Under Review

Massive Attack

Heligoland

Virgin

Review By Doug Mackenzie


Massive Attack - Heligoland
Massive Attack – Heligoland

Massive Attack’s first album came out 1991, which means they were turning out their first trip-hop beats while most of us were grooving to the latest tunes from Sesame Street. Heligoland comes six years after their last proper album, and is only the band’s fifth effort, so it’s easy to see that Massive Attack is a band that works meticulously at perfecting their music. The album does certainly sound that way. There are many layers of interacting rhythms and complementary textures. The songs contain a seamless blend of synthetic and acoustic instruments spread across stereo space. The eerie and complex rhythms in tracks like “Paradise Circus,” for example, bring this obsessive music-making to light.

Add to that sonic smorgasbord guest vocals from singers like Tunde Adebimpe, Damon Albarn and longtime collaborator Horace Andy, and you should have a perfect aural experience. Heligoland does sound incredible.

One track is completely different from the next, and the songs are actually hard to describe, due to the massive scope of sounds each comprises. That said, there is a sense of mystery to this music that is intriguing. It is there in the simple, inexorable chord progressions and the breathy vocal melodies, the opaque instrumentation.

The album opens with “Pray for Rain,” a track that promises greatness, with its initial spectral, sparkling synthesisers, dissonant piano, and Tunde Adebimpe’s vocals. That song, set to a slow beat, marches through a solid arrangement, and the groove is balanced with a moody atmosphere.

Each song on its own is interesting, and seems complete unto itself. But one stumbles when trying to conceptualize the album as a whole.
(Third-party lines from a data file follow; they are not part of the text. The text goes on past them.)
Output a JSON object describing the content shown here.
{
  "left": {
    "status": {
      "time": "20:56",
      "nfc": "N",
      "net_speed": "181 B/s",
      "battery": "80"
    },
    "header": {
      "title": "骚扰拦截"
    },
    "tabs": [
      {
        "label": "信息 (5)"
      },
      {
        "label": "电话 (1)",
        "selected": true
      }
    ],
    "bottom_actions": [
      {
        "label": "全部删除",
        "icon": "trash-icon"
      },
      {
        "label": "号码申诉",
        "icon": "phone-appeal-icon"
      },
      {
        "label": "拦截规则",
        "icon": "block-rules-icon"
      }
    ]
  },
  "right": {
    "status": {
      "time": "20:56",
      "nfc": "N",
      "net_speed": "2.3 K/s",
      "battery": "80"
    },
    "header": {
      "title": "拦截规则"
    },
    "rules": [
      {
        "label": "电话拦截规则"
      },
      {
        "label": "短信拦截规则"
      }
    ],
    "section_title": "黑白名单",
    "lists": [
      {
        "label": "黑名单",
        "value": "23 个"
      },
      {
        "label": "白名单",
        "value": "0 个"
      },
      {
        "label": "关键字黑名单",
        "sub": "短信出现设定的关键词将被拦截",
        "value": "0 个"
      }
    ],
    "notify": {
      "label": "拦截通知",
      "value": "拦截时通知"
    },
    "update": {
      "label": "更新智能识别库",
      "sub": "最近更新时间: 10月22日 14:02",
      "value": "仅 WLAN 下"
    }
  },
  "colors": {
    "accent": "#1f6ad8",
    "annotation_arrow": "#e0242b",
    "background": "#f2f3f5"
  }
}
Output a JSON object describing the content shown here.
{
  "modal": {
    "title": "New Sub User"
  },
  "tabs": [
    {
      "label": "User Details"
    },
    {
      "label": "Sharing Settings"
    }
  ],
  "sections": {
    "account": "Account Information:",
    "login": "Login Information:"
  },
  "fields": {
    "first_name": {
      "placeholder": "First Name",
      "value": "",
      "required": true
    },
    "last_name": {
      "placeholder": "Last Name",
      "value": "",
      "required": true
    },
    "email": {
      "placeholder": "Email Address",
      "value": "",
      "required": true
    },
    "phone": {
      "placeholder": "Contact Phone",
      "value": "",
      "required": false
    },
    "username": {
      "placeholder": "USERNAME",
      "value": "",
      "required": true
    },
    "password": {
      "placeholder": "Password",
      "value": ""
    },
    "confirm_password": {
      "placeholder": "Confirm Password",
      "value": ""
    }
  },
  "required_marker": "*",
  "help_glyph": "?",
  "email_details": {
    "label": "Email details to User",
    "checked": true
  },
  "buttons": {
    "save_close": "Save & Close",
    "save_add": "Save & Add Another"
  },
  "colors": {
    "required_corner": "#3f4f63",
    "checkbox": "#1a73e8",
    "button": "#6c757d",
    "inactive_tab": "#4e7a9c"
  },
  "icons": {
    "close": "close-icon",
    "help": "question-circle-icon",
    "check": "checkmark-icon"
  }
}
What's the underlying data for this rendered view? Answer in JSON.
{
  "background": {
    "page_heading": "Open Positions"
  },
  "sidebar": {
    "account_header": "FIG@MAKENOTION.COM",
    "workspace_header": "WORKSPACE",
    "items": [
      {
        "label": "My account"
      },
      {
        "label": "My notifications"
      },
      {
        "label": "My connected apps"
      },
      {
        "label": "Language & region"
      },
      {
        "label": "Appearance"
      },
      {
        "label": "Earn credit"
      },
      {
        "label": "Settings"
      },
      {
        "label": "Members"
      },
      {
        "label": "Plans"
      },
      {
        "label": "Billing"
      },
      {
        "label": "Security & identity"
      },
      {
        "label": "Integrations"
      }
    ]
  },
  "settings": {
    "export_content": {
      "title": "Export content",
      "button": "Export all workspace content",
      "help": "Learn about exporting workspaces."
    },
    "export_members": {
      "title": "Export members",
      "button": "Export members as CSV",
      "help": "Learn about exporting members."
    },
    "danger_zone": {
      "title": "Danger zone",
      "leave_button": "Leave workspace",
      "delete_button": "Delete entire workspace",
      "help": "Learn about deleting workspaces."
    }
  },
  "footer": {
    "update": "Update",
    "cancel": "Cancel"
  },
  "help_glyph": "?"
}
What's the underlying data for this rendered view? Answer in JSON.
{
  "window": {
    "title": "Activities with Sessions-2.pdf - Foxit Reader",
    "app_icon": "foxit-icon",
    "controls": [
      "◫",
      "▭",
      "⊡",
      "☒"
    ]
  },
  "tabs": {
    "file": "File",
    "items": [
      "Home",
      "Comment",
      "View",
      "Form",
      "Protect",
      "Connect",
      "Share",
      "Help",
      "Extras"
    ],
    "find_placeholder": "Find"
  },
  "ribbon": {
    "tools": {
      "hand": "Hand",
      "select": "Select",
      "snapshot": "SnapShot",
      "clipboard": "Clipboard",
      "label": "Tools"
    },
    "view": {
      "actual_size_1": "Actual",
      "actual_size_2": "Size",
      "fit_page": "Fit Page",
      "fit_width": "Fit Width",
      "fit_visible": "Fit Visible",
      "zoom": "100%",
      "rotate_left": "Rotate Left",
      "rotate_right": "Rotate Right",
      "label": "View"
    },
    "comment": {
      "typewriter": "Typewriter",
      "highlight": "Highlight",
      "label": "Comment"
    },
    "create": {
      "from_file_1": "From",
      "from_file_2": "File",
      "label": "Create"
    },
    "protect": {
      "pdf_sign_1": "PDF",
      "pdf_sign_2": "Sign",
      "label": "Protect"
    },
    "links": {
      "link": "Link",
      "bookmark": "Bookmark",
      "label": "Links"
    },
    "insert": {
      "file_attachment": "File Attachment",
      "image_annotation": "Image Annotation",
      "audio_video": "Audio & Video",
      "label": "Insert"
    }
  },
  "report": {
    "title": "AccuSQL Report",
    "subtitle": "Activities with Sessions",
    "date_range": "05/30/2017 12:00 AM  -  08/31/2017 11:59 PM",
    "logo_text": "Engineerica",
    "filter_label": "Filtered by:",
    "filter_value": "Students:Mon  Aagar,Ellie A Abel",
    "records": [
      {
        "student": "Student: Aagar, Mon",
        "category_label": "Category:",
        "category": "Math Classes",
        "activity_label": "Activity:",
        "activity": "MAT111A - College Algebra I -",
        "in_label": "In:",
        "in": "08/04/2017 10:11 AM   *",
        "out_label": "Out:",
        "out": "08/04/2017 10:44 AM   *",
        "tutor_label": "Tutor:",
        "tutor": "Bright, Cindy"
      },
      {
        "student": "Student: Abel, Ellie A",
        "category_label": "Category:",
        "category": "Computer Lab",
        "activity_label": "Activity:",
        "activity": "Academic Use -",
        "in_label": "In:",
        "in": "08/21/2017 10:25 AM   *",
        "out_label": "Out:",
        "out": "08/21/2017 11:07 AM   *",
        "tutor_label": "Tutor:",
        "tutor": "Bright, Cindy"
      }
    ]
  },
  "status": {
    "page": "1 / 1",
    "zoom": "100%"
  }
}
It’s obvious that Massive Attack have a massive studio loaded with all kinds of wonderful gear, and computers full of the latest programs. But do they need it all? It may be that they could do better by scaling things back and focusing more on a unified effort than the painstakingly put-together jungle of sounds presented here. Will they? In another five years, we may find out.